* _REQUIRED ACTION_
Look through the data and write out every line with the word "this" in it.

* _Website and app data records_
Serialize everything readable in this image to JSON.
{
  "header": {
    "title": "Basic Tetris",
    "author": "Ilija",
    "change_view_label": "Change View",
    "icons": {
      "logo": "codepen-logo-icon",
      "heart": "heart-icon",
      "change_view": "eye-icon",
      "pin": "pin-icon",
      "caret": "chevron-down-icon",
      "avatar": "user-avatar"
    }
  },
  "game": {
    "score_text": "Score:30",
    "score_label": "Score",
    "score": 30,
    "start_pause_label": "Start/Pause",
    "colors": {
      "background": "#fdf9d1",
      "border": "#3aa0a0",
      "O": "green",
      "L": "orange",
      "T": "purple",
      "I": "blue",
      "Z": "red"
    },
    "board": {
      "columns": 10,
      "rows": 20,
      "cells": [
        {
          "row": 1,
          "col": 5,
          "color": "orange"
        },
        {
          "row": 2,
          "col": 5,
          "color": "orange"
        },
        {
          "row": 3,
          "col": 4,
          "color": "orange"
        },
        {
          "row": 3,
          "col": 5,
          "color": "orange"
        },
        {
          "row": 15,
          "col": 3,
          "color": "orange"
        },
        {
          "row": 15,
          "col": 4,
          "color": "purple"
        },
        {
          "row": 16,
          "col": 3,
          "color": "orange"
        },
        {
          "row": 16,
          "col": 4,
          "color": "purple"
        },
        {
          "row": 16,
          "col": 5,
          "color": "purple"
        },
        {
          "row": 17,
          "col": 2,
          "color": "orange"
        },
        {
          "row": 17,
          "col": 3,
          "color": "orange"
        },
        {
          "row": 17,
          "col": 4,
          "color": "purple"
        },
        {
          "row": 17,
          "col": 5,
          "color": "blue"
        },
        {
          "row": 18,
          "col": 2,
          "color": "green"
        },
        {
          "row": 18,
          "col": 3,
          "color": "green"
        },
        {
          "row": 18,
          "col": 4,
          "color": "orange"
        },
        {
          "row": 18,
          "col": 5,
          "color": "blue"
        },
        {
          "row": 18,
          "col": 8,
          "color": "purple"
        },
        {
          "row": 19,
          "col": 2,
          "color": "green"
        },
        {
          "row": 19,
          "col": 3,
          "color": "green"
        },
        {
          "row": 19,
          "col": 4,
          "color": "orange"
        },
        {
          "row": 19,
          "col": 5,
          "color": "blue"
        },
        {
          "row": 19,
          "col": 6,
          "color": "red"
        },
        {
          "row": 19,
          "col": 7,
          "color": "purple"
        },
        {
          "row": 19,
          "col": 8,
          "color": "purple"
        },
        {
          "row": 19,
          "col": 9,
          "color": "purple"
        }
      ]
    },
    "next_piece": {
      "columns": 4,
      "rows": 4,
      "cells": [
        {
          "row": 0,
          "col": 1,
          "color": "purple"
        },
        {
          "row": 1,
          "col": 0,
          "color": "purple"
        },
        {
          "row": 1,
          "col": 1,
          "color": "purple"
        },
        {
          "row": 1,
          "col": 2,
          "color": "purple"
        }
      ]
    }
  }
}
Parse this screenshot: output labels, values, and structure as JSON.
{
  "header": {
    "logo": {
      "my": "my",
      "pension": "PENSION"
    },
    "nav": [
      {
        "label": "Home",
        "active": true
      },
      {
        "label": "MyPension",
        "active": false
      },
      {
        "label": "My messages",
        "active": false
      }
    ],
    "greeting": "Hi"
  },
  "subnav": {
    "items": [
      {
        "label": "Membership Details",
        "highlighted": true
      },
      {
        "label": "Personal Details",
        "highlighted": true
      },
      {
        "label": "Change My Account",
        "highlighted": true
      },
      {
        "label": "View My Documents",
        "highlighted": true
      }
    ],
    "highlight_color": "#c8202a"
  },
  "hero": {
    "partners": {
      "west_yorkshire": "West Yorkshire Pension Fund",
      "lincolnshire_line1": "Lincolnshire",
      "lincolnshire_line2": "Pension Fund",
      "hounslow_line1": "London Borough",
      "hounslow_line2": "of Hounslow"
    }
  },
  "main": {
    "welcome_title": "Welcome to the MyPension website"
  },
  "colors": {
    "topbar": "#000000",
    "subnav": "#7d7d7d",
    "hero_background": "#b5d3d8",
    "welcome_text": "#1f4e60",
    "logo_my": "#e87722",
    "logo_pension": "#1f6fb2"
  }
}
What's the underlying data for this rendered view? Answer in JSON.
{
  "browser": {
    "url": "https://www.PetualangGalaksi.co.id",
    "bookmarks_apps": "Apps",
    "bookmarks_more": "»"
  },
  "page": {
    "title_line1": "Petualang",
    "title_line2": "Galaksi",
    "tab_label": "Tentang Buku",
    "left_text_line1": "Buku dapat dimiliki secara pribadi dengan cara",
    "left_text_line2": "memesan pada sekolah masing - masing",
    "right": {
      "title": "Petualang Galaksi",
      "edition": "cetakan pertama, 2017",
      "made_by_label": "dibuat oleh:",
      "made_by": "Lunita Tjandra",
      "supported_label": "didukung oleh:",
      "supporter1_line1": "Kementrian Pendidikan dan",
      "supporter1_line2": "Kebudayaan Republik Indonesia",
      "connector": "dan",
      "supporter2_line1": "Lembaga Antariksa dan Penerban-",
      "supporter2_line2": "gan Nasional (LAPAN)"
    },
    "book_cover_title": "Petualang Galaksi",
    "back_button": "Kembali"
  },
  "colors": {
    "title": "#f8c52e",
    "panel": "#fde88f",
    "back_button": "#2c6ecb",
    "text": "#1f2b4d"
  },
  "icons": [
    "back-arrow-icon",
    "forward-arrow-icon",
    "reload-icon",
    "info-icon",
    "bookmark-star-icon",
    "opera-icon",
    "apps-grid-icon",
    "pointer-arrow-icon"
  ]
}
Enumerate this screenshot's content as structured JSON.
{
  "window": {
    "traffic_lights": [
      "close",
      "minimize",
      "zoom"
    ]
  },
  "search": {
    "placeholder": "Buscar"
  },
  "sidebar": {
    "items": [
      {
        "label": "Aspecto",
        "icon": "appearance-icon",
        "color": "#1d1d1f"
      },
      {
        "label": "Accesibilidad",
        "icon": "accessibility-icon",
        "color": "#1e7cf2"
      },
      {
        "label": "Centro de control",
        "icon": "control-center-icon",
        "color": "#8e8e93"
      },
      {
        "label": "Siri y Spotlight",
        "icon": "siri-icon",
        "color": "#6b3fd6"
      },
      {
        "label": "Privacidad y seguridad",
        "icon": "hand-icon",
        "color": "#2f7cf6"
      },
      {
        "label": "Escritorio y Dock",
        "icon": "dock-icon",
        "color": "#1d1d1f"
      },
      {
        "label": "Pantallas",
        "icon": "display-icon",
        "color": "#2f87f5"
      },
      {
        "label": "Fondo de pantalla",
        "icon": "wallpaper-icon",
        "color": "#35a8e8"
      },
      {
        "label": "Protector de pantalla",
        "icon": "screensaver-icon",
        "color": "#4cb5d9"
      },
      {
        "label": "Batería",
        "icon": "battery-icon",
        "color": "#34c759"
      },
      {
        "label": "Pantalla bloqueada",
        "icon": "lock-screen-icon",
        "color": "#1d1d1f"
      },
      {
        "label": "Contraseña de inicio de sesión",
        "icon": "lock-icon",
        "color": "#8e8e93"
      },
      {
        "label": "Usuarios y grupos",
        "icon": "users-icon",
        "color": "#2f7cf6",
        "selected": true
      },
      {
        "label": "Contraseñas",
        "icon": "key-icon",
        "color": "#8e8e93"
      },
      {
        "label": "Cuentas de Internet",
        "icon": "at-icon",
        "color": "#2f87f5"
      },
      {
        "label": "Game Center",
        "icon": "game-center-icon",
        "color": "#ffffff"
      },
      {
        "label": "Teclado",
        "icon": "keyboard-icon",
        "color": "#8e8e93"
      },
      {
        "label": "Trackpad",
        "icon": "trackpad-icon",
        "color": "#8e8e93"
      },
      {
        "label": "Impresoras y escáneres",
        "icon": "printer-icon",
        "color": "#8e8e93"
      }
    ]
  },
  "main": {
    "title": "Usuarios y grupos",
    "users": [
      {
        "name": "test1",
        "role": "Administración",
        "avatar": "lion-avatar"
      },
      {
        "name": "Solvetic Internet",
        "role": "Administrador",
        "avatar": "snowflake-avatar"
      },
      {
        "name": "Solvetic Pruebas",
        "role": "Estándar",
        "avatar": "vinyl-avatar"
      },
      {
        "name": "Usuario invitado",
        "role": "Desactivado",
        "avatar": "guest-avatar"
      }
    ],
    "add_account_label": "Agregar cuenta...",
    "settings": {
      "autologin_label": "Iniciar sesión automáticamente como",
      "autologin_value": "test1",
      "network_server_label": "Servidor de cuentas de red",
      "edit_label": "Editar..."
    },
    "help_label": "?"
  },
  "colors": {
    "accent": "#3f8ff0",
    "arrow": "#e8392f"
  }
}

* _TASK OUTPUT_
Serialize everything readable in this image to JSON.
Parse this screenshot: output labels, values, and structure as JSON.
What's the underlying data for this rendered view? Answer in JSON.
Enumerate this screenshot's content as structured JSON.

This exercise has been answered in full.